### Video Transcript

Find the momentum of a helium
nucleus having a mass of 6.68 times 10 to the negative 27th kilograms that is moving
at 0.200π.

We can call the given mass, 6.68
times 10 to the negative 27th kilograms, π. And we can call the nucleusβ speed,
0.200π, π£. We want to solve for the nucleusβs
momentum. Weβll call that π. Now, starting off, we may not know
at first whether to use the classical or the relativistic formulation for
momentum. The clue in the problem statement
that tells us to use relativistic is the fact that the speed of this nucleus is
comparable to the speed of light. That means relativistic effects
will be important to include.

Relativistic momentum π is equal
to πΎ times rest mass, π sub zero, times π£, where πΎ is one over the square root
of one minus π£ squared over π squared. So, π equals ππ£ over the square
root of one minus π£ squared over π squared, where π£ is given to us in the problem
statement as two-tenths the speed of light π. And π also is given to us in the
statement. So, weβre now ready to plug in to
solve for momentum.

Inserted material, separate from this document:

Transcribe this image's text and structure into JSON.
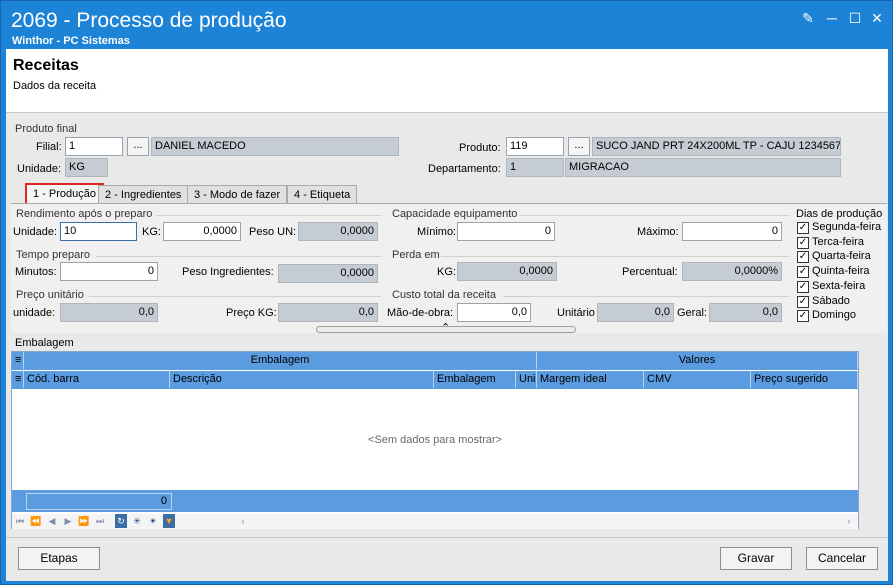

When we enter our values to this
equation, the factor of the speed of light π under the square root sign cancels
out. But in the numerator, it
remains. In this exercise, weβll treat π as
exactly 3.00 times 10 to the eighth meters per second. When we make that substitution and
then enter these values into our calculator, we find that π is 4.09 times 10 to the
negative 19th kilograms meters per second. Thatβs the relativistic momentum of
this helium nucleus.